Task description:
Search the entries for the word "false" and report each line that has it.

Page and application data records:
_ _ _ _

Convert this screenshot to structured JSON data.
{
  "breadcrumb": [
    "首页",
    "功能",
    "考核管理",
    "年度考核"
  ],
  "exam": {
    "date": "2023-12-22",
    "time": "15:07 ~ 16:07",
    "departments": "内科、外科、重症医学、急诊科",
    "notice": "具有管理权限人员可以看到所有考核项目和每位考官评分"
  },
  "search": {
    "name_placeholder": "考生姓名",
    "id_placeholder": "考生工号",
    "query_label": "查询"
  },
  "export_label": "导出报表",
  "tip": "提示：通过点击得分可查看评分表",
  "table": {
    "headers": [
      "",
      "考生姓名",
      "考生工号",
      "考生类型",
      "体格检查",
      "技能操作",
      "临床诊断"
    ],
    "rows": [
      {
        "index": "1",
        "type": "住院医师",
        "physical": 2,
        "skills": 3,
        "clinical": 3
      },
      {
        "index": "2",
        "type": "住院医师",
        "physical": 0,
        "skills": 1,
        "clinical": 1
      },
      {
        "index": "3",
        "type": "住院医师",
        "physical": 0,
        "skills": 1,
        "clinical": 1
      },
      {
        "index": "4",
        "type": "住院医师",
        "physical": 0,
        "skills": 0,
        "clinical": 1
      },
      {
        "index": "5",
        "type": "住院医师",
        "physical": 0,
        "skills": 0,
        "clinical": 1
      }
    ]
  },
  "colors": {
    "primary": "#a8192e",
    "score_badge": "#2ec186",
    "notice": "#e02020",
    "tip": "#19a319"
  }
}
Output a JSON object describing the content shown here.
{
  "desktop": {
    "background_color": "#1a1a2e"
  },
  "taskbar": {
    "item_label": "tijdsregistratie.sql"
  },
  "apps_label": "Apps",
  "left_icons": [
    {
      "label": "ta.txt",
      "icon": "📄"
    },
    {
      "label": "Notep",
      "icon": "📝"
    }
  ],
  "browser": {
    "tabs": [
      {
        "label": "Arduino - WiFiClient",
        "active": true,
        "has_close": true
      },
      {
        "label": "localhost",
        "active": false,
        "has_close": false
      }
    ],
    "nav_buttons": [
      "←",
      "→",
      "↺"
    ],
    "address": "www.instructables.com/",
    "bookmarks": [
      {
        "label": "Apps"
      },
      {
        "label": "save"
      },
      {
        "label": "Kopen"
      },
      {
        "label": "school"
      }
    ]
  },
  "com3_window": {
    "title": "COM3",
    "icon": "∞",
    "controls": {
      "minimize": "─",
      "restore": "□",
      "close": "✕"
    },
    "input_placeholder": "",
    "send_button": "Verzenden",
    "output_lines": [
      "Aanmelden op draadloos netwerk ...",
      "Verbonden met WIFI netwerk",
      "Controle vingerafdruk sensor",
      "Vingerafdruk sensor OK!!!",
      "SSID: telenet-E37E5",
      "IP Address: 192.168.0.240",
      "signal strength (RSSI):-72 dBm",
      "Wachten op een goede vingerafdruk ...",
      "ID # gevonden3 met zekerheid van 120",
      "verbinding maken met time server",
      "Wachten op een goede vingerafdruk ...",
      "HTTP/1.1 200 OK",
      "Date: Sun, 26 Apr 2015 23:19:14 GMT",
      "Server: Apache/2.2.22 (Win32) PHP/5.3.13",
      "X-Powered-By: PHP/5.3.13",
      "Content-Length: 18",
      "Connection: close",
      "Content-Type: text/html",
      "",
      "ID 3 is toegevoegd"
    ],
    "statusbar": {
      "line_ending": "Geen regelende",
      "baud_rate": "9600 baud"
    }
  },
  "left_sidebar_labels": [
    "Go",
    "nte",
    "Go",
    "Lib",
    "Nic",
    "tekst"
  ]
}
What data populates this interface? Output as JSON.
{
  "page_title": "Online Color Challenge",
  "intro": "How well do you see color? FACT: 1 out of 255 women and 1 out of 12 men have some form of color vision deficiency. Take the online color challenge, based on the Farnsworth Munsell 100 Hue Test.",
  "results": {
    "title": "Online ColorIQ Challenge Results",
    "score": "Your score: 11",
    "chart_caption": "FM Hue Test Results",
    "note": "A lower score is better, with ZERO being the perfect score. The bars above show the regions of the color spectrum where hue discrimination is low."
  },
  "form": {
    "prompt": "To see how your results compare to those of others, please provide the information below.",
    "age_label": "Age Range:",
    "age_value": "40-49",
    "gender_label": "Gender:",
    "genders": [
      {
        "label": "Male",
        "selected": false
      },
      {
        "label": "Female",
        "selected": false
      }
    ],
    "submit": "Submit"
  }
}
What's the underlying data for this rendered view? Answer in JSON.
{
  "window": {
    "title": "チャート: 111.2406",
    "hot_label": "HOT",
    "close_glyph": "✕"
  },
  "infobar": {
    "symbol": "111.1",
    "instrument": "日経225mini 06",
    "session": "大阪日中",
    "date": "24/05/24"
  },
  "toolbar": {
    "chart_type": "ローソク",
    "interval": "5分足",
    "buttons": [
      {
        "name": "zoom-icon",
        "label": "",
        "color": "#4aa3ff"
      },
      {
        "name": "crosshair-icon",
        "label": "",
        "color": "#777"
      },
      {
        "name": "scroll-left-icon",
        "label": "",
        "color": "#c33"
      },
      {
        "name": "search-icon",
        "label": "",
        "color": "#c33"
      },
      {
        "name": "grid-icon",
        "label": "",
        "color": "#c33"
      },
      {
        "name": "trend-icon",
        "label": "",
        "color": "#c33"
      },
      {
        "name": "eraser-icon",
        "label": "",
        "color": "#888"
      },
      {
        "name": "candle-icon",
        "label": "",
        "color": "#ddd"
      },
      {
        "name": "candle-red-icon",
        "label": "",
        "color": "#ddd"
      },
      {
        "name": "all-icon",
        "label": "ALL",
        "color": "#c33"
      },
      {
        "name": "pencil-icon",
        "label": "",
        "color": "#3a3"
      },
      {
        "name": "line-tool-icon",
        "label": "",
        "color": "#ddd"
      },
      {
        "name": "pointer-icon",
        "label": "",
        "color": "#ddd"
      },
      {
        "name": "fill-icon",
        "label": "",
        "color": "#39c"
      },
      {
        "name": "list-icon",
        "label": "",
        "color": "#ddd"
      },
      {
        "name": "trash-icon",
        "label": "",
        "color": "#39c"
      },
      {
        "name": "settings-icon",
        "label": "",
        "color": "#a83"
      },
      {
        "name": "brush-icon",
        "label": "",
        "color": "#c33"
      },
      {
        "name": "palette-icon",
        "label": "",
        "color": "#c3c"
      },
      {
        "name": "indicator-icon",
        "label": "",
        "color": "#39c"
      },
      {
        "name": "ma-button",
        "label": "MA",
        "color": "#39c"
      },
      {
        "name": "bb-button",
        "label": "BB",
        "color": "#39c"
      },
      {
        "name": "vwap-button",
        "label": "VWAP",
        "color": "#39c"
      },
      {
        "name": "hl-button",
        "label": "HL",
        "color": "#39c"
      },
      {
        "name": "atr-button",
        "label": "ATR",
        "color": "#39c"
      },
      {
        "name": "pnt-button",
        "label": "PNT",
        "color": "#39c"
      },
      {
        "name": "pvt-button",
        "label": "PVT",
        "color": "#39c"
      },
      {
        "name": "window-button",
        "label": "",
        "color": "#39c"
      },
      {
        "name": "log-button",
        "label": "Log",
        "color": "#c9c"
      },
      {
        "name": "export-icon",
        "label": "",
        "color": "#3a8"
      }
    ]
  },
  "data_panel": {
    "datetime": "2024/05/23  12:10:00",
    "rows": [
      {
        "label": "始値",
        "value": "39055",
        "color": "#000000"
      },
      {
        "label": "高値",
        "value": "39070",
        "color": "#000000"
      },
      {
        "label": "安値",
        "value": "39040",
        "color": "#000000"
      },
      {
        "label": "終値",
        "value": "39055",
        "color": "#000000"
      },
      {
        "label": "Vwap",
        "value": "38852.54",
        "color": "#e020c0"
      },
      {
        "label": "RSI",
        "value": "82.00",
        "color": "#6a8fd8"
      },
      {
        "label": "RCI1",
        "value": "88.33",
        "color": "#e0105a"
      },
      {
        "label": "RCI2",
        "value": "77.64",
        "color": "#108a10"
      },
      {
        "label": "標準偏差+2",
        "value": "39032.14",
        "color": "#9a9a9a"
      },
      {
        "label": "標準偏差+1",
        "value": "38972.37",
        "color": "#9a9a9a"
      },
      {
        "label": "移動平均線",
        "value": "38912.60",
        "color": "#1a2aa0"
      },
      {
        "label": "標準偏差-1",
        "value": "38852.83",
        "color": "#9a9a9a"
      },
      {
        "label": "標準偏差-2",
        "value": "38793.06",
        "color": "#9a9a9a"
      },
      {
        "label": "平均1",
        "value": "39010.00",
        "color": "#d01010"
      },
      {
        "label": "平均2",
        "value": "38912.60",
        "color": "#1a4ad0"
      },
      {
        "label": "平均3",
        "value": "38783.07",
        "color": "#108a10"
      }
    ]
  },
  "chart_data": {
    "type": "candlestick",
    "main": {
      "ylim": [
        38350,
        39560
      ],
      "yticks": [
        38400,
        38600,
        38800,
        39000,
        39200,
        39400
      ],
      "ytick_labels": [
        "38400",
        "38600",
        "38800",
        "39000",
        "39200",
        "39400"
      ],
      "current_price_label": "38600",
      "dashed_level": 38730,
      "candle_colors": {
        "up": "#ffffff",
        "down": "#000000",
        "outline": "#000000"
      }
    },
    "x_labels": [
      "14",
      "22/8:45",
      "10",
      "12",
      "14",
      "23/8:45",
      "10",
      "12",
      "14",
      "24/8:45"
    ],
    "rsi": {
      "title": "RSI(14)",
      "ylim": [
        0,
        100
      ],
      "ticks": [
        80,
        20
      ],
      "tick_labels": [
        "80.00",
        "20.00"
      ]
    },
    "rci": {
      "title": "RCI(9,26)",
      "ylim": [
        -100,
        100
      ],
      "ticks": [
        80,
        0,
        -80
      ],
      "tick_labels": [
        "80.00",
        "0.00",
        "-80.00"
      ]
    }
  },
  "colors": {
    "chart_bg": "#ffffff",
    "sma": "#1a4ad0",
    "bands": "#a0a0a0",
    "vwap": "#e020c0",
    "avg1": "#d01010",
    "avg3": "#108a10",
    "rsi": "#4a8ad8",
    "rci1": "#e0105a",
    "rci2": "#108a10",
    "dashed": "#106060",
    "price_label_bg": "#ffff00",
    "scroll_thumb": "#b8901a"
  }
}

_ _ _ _

Answer space:
        "active": false,
        "has_close": false
        "selected": false
        "selected": false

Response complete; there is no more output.